One is absorbed in a ‘real’ task that he or she must complete and the other interrupts the completion of this task pursuing an objective of his or her own. The aim of the exercise is to impel the participants to listen and respond to each other even while pursuing their own individual interests and David Krasner’s example of a ‘real’ activity suitable for such a task is stringing a guitar. This will entail a participant bringing a guitar and strings to the studio. In my experience of working on this exercise with students, their enjoyment in the task comes in part from bringing into the studio ‘realworld’ things that are otherwise excluded from the sterile studio space.
Theatre-going, as opposed to theatre-coming, has, throughout the twentieth century, and perhaps always, assumed a good deal of cultural 40 ANATOMY OF PERFORMANCE TRAINING capital and the emergence of the site-specific phenomenon in theatre has served only to underscore this socioeconomic relation.
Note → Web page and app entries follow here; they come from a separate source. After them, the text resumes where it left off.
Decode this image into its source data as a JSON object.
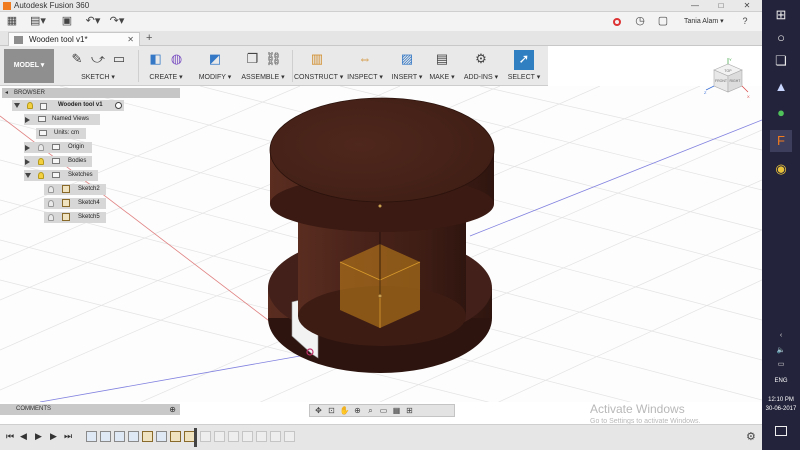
{
  "window": {
    "title": "Autodesk Fusion 360",
    "minimize": "—",
    "maximize": "□",
    "close": "✕"
  },
  "quick_access": {
    "user_name": "Tania Alam ▾",
    "help": "?"
  },
  "document": {
    "tab_title": "Wooden tool v1*",
    "close": "✕",
    "new_tab": "+"
  },
  "toolbar": {
    "workspace": "MODEL ▾",
    "groups": [
      {
        "label": "SKETCH ▾"
      },
      {
        "label": "CREATE ▾"
      },
      {
        "label": "MODIFY ▾"
      },
      {
        "label": "ASSEMBLE ▾"
      },
      {
        "label": "CONSTRUCT ▾"
      },
      {
        "label": "INSPECT ▾"
      },
      {
        "label": "INSERT ▾"
      },
      {
        "label": "MAKE ▾"
      },
      {
        "label": "ADD-INS ▾"
      },
      {
        "label": "SELECT ▾"
      }
    ]
  },
  "browser": {
    "title": "BROWSER",
    "root": "Wooden tool v1",
    "items": [
      {
        "label": "Named Views"
      },
      {
        "label": "Units: cm"
      },
      {
        "label": "Origin"
      },
      {
        "label": "Bodies"
      },
      {
        "label": "Sketches"
      }
    ],
    "sketches": [
      {
        "label": "Sketch2"
      },
      {
        "label": "Sketch4"
      },
      {
        "label": "Sketch5"
      }
    ]
  },
  "comments": {
    "title": "COMMENTS"
  },
  "viewcube": {
    "top": "TOP",
    "front": "FRONT",
    "right": "RIGHT",
    "axis_x": "X",
    "axis_y": "Y",
    "axis_z": "Z"
  },
  "watermark": {
    "line1": "Activate Windows",
    "line2": "Go to Settings to activate Windows."
  },
  "taskbar": {
    "language": "ENG",
    "time": "12:10 PM",
    "date": "30-06-2017"
  },
  "colors": {
    "wood": "#4a231a",
    "wood_dark": "#3a1a12",
    "accent": "#2f7fc1",
    "taskbar": "#23233b"
  }
}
In Britain at least, theatre retains its recent historic association with polite society and the upper classes, even if today’s jobbing actor lives hand to mouth, and the proximity of theatre spaces that are socio-geographically close at hand remain nonetheless beyond the reach of much of society.
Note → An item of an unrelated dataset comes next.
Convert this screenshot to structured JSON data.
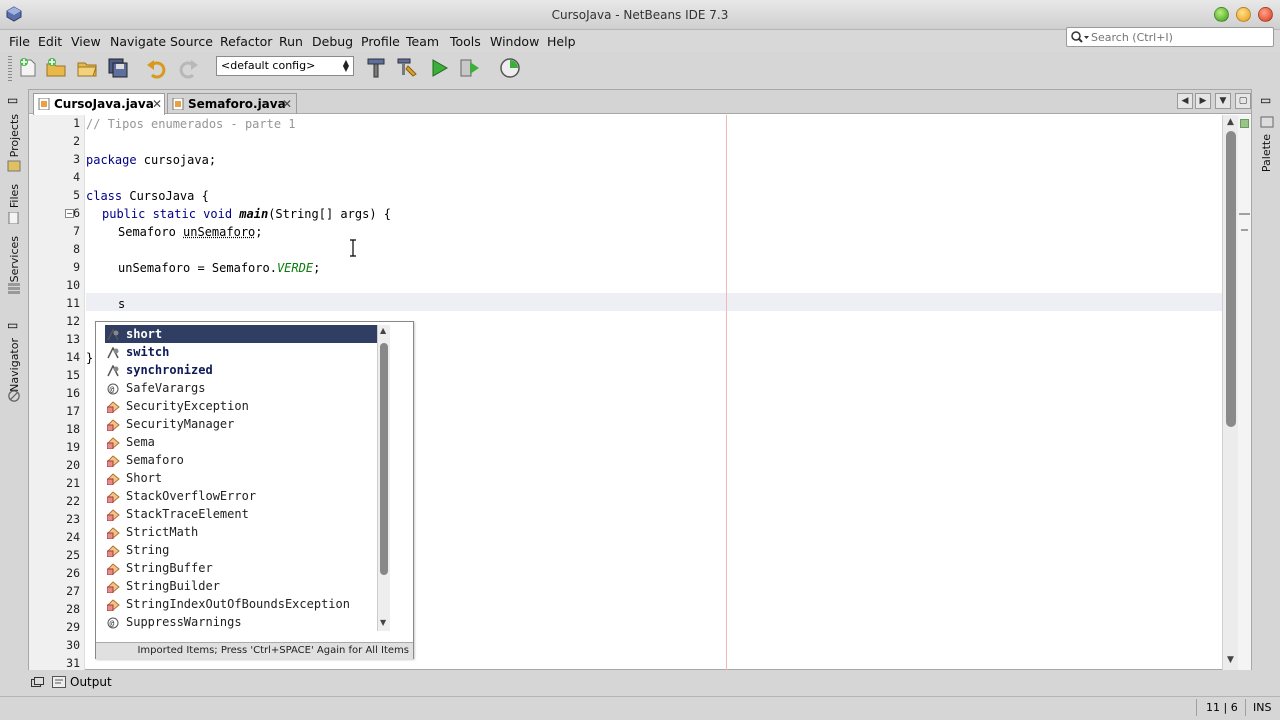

Hands, feet, mouths, ears and hearts feature prominently in literature on acting, which is the central theoretical field of reference for this project. Furthermore, the actions of each of these parts have been formally codified in relation to meaning-making in theatre literature from the first century to the present. 69 Furthermore, mouth and ear are sense organs and interest in the senses has been rejuvenated following the phenomenological turn in performance studies. 70 Discourse on feeling is, as Welton points out, not only about perception but also about emotion and the shingling of the two in something we might call sensation.